My thesis is that soccer is an amalgam of random processes whose net effect produces rare events—those more-or-less unpredictable events spread more-or-less uniformly in time. Whether a good or bad bounce off the bar, a goal keeper who may or may not prevent a goal, a referee who may or may not see an illegal action, a pass that may or may not be intercepted, and on and on: the game is full of random, unpredictable events. So I expect soccer to behave similarly to a Poisson process and follow a Poisson distribution. By extension, I will claim that the attention devoted to the World Cup is founded on flimsy numerology and might even be called a tremendous waste of time and money.
Normally I allow comments on Do the Math for ten days after each post. I’ve tackled some controversial topics and stirred up emotional responses. Yet I predict that the outrage generated by my insinuation that watching soccer is a waste of time will absolutely dwarf the reactions to my saying that we may not be looking at a space-faring future, or that indeed we may face collapse of civilization. To the extent that this (untested) prediction is true, it would seem that soccer is more important than the fate of the world, in the eyes of many. Scary, if true. [After reconsideration, I enabled comments, but I won’t have time to vet and respond with my usual level of attention.]
But getting back to soccer numerology, my question becomes: given a final score (which is taken to be the ultimate “truth” of the match) how likely is it that the victor is actually a better team?
A colleague pointed me toward an article in the LA Times last week, which lays out a plan to remove financial incentives legally bestowed on solar photovoltaics (PV) to the detriment of utility power companies.
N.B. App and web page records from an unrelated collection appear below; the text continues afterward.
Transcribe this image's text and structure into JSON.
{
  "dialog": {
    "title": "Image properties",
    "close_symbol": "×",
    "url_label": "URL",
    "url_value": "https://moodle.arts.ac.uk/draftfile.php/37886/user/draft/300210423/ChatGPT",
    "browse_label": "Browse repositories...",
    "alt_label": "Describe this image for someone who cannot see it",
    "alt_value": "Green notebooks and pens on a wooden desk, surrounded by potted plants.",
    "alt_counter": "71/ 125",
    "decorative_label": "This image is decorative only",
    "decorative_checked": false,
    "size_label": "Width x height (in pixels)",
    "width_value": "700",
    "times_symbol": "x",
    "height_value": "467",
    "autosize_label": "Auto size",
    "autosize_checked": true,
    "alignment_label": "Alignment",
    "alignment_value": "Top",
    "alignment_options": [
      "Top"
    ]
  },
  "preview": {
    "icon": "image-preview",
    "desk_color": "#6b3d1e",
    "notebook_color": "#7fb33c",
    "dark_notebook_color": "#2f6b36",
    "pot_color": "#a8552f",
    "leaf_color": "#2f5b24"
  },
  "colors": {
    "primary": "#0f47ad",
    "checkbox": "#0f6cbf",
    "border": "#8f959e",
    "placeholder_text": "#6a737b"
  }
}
The plan is spearheaded by the Koch brothers and their political action group, Americans for Prosperity.
In summary, they target two laws that give a big boost to solar: net metering, and renewable mandates. Both impart crucial advantages to solar installations that can change the economics by a large factor.
As a rejoinder to my piece a couple weeks ago (not really), the New York Times published an article on population growth, and why we need not worry. The problem—and solution—is all in our head. The bottom line was that we have always transformed our ecosystem to provide what we need, and in so doing have pushed the carrying capacity along with our growing population. In fact, the author says, “there really is no such thing as a human carrying capacity.” And he goes on to ask, “why is it that highly trained natural scientists don’t understand this?”
Clearly there is a misunderstanding, but I’ll side with the natural scientists, naturally. The succinct answer is that natural scientists are not comfortable with ruthless extrapolation of past trends.